### PROBLEM TO WORK ON
Down to the last line, reproduce the records exactly.

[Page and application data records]

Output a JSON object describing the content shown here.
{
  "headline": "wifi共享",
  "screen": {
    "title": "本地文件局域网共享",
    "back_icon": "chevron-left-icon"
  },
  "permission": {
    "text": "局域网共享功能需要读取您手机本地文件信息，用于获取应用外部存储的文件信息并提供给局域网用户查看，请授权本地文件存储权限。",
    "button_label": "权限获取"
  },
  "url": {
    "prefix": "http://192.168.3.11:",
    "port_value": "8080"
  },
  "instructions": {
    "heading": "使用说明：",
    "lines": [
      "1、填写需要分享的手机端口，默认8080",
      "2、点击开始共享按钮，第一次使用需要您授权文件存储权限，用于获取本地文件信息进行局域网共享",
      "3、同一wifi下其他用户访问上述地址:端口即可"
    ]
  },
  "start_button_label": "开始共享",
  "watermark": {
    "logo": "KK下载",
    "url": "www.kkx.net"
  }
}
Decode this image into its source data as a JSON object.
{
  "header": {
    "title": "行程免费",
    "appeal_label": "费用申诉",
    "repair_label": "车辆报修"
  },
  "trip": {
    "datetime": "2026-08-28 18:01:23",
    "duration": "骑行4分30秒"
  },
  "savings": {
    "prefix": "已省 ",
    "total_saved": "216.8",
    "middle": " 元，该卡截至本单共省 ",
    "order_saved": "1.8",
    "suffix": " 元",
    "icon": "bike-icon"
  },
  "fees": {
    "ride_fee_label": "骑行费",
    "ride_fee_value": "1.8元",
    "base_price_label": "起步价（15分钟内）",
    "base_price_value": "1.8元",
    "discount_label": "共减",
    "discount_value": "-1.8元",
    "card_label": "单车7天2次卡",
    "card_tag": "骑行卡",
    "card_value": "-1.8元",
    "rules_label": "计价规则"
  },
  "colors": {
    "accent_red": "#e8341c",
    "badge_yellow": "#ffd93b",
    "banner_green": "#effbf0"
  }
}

### ANSWER SPACE
Output a JSON object describing the content shown here.
{
  "headline": "wifi共享",
  "screen": {
    "title": "本地文件局域网共享",
    "back_icon": "chevron-left-icon"
  },
  "permission": {
    "text": "局域网共享功能需要读取您手机本地文件信息，用于获取应用外部存储的文件信息并提供给局域网用户查看，请授权本地文件存储权限。",
    "button_label": "权限获取"
  },
  "url": {
    "prefix": "http://192.168.3.11:",
    "port_value": "8080"
  },
  "instructions": {
    "heading": "使用说明：",
    "lines": [
      "1、填写需要分享的手机端口，默认8080",
      "2、点击开始共享按钮，第一次使用需要您授权文件存储权限，用于获取本地文件信息进行局域网共享",
      "3、同一wifi下其他用户访问上述地址:端口即可"
    ]
  },
  "start_button_label": "开始共享",
  "watermark": {
    "logo": "KK下载",
    "url": "www.kkx.net"
  }
}
Decode this image into its source data as a JSON object.
{
  "header": {
    "title": "行程免费",
    "appeal_label": "费用申诉",
    "repair_label": "车辆报修"
  },
  "trip": {
    "datetime": "2026-08-28 18:01:23",
    "duration": "骑行4分30秒"
  },
  "savings": {
    "prefix": "已省 ",
    "total_saved": "216.8",
    "middle": " 元，该卡截至本单共省 ",
    "order_saved": "1.8",
    "suffix": " 元",
    "icon": "bike-icon"
  },
  "fees": {
    "ride_fee_label": "骑行费",
    "ride_fee_value": "1.8元",
    "base_price_label": "起步价（15分钟内）",
    "base_price_value": "1.8元",
    "discount_label": "共减",
    "discount_value": "-1.8元",
    "card_label": "单车7天2次卡",
    "card_tag": "骑行卡",
    "card_value": "-1.8元",
    "rules_label": "计价规则"
  },
  "colors": {
    "accent_red": "#e8341c",
    "badge_yellow": "#ffd93b",
    "banner_green": "#effbf0"
  }
}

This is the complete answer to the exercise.